Sophisticated players in the B2B and services marketing arena speak of drilling for the ‘Dominant Buying Motive (DBM)’ . . . a concept that could be valuably applied to process of understanding the specific motivations of the hiring party.
I very deliberately use the word “drilling”. A DBM is often not as clearly reflected in a client’s brief as might be expected. One of the most prevalent reasons for this, is that – whether a tender, a set of purchasing specifications, a recruitment or any other form of “procurement” brief – the requirements, in their truest sense, may not be as cut-and-dried as the written specs convey.

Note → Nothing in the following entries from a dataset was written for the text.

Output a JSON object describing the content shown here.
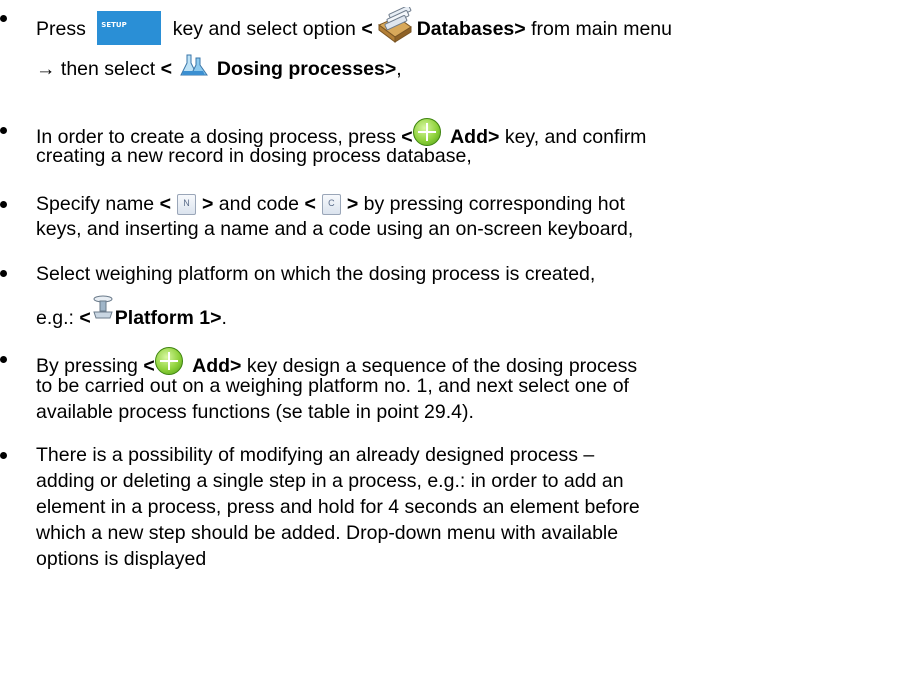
{
  "bullets": [
    {
      "line1": {
        "press": "Press",
        "setup_key_label": "SETUP",
        "mid": "key and select option",
        "open": "<",
        "databases": "Databases>",
        "tail": "from main menu"
      },
      "line2": {
        "arrow": "→ then select",
        "open": "<",
        "dosing": "Dosing processes>",
        "tail": ","
      }
    },
    {
      "line1": {
        "pre": "In order to create a dosing process, press",
        "open": "<",
        "add": "Add>",
        "tail": "key, and confirm"
      },
      "line2": "creating a new record in dosing process database,"
    },
    {
      "line1": {
        "pre": "Specify name",
        "open1": "<",
        "close1": ">",
        "mid": "and code",
        "open2": "<",
        "close2": ">",
        "tail": "by pressing corresponding hot"
      },
      "line2": "keys, and inserting a name and a code using an on-screen keyboard,"
    },
    {
      "line1": "Select weighing platform on which the dosing process is created,",
      "line2": {
        "pre": "e.g.:",
        "open": "<",
        "platform": "Platform 1>",
        "tail": "."
      }
    },
    {
      "line1": {
        "pre": "By pressing",
        "open": "<",
        "add": "Add>",
        "tail": "key design a sequence of the dosing process"
      },
      "line2": "to be carried out on a weighing platform no. 1, and next select one of",
      "line3": "available process functions (se table in point 29.4)."
    },
    {
      "line1": "There is a possibility of modifying an already designed process –",
      "line2": "adding or deleting a single step in a process, e.g.: in order to add an",
      "line3": "element in a process, press and hold for 4 seconds an element before",
      "line4": "which a new step should be added. Drop-down menu with available",
      "line5": "options is displayed"
    }
  ],
  "icons": [
    "setup-key-icon",
    "databases-icon",
    "dosing-processes-icon",
    "add-icon",
    "name-icon",
    "code-icon",
    "platform-icon"
  ],
  "colors": {
    "setup_key": "#2a8fd6",
    "add_icon": "#8fd23b"
  }
}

The written criteria are based on the best expression of logic, but the driving force behind them is far more emotive – and the client might not:
(a) be conscious of that underlying emotion / motivation,
(b) be able to articulate it, and/or
(c) not be willing to declare it openly.
However, none of these three factors erodes the strength of that unarticulated emotion that lies aback of the articulated logic and its influence in the decision.
Emotion-Driven Action, Logic-Based Justification
The other side of the exact same coin is that – as in marketing and sales psychology in general – a buyer may be primarily motivated by emotional factors but justify his or her buying decision (and his or her articulation of that justification) with logical factors.
How that plays out in the formulation of a recruitment brief, very specifically, is that the more tangible specifications are – whether consciously or subconconsciously – informed by emotive factors, but expressed and discussed in terms of quantitative, objective descriptors and measures. And as it is with the vendor in any high-stakes corporate sector procurement, so it is with the candidate investing the time and intellectual effort in drilling out the real underlying DBM in a talent hire. That is, those parties avail themselves of crystal-clear insight into the hot buttons and the key trigger points of the decisionmakers.